When Nasa’s Space Shuttle programme retires, the fleet of five space shuttles will have:
* Flown 135 missions
* Made more than 20 000 orbits of the Earth
* Carried 363 people (some multiple times)
* Spent a total of more than 1 300 days aloft.
At peak thrust, the shuttle’s engines burn nearly 300 000 kg of solid fuel and 170 000 litres of liquid hydrogen every minute, accelerating the massive craft from 0 to 28 160 km/h – and into orbit – in 8,5 minutes.
The shuttle’s longest mission lasted more than 17 days. Its shortest was, sadly, also its best-known: the doomed 1-minute, 13-second flight of the Challenger in 1986.
Between the Challenger disaster and the loss of Columbia in 2003, the shuttle programme has cost the lives of 14 astronauts.
Conceived as a practical, affordable workhorse, it turned out to be, with total costs of well over R7 billion per launch, wickedly expensive.

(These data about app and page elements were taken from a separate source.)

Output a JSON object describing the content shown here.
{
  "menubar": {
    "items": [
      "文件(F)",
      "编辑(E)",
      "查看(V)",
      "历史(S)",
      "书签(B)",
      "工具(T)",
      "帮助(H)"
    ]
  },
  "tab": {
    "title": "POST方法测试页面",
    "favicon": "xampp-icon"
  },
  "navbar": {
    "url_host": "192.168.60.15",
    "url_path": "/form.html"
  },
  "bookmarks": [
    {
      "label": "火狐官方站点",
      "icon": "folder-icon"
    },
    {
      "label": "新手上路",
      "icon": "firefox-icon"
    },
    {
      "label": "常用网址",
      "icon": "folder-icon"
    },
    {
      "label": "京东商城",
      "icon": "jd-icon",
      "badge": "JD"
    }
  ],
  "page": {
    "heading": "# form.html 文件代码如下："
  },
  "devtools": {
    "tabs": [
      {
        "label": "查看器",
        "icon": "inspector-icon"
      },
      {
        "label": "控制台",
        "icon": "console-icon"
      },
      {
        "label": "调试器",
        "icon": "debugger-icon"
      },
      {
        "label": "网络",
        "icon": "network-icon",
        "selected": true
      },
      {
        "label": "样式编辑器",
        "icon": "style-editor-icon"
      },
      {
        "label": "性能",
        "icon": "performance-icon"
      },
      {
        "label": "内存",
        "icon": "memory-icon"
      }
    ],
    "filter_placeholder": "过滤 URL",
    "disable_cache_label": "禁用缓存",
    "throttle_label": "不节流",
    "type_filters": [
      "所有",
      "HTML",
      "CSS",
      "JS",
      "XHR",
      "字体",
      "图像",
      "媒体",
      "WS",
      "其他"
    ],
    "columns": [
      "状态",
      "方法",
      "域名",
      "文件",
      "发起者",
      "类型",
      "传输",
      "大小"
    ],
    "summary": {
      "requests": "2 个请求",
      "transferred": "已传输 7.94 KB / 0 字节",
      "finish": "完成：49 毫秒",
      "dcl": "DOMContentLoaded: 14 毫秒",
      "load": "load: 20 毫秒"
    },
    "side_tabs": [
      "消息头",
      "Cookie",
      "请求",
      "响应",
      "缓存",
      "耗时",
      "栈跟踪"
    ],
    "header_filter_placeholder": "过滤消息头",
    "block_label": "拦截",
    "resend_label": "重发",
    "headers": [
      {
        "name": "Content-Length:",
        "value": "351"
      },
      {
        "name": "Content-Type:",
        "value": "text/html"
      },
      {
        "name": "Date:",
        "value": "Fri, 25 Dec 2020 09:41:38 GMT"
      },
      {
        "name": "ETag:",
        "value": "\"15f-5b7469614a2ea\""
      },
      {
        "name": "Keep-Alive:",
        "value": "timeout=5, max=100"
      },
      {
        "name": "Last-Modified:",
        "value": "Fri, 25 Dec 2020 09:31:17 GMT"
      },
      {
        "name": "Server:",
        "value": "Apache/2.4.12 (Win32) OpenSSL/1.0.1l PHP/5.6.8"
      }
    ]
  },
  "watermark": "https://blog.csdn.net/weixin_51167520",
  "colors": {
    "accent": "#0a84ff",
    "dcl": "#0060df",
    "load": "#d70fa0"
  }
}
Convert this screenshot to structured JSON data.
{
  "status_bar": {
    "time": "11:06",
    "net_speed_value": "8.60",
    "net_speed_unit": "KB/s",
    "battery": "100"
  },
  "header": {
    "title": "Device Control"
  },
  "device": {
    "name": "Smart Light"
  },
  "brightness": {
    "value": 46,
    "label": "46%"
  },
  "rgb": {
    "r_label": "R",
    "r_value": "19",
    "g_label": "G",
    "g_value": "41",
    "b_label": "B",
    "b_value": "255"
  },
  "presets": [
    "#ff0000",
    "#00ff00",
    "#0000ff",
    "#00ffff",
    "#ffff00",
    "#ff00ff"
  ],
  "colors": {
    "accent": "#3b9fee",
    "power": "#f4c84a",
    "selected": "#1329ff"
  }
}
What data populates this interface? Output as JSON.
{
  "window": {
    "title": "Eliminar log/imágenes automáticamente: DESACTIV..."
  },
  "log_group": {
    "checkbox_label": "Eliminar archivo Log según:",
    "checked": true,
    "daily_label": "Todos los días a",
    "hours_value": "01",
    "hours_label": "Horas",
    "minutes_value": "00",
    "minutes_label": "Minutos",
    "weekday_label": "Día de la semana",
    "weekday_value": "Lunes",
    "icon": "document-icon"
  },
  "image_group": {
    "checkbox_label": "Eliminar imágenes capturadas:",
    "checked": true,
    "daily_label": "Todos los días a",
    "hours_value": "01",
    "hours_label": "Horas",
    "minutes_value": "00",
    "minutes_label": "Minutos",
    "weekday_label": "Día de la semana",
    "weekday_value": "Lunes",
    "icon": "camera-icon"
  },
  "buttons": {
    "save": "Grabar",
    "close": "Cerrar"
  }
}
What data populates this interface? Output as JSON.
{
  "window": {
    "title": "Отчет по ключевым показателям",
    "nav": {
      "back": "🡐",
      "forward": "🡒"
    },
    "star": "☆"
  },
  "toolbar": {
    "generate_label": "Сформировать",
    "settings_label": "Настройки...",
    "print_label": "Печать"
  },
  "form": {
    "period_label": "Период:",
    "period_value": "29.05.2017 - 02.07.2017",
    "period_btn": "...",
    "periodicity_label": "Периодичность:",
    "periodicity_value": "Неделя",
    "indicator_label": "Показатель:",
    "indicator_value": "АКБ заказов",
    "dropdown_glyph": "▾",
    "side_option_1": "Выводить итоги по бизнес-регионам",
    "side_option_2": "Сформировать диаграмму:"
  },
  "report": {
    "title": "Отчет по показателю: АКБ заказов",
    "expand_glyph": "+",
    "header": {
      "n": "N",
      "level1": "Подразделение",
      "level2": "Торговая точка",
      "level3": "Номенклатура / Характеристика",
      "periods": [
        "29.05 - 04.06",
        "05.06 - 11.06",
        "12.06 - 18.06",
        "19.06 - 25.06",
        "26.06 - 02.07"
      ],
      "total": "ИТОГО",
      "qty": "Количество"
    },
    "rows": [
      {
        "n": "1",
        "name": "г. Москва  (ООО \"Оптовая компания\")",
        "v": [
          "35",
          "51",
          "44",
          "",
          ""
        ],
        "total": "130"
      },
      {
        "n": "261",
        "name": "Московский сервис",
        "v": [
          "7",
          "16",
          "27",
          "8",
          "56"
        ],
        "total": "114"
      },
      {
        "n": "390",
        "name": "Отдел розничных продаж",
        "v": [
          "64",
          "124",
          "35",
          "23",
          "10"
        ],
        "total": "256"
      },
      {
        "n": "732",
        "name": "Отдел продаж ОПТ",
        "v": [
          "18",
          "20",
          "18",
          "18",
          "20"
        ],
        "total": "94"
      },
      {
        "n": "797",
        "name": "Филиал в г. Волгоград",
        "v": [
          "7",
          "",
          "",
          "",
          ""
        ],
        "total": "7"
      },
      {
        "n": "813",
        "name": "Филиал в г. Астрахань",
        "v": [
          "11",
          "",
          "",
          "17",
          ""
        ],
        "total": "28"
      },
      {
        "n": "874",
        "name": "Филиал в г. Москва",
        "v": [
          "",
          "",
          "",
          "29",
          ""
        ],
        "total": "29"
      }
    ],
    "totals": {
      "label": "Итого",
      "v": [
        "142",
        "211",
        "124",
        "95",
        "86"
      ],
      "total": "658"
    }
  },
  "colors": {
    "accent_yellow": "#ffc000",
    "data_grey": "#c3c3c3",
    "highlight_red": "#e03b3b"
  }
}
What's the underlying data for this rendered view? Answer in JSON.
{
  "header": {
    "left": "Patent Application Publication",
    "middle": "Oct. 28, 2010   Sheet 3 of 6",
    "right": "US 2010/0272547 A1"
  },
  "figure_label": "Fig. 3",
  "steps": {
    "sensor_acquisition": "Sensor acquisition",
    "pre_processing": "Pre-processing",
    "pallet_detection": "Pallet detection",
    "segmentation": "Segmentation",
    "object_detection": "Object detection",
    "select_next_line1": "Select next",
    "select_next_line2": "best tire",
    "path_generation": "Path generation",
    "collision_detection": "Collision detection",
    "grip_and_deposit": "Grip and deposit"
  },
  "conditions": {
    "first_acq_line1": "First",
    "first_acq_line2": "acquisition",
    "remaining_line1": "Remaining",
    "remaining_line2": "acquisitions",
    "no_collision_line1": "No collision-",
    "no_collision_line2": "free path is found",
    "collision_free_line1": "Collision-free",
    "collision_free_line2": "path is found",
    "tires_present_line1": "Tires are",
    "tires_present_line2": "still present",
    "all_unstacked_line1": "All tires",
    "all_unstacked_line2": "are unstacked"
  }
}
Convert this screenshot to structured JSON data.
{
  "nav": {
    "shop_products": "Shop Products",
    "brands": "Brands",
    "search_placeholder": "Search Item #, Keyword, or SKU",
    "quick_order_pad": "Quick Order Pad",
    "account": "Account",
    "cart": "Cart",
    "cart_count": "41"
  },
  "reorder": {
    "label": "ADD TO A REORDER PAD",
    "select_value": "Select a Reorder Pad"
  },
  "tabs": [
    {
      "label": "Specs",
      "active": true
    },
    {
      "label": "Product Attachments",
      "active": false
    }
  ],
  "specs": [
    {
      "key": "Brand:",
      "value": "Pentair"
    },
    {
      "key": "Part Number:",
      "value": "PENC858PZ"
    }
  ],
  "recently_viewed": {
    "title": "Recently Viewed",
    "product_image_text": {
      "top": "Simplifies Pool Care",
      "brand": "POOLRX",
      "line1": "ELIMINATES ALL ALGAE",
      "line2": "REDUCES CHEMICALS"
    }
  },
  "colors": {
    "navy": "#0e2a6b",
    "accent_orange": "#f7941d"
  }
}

The programme had an overall failure rate of one per 67 missions.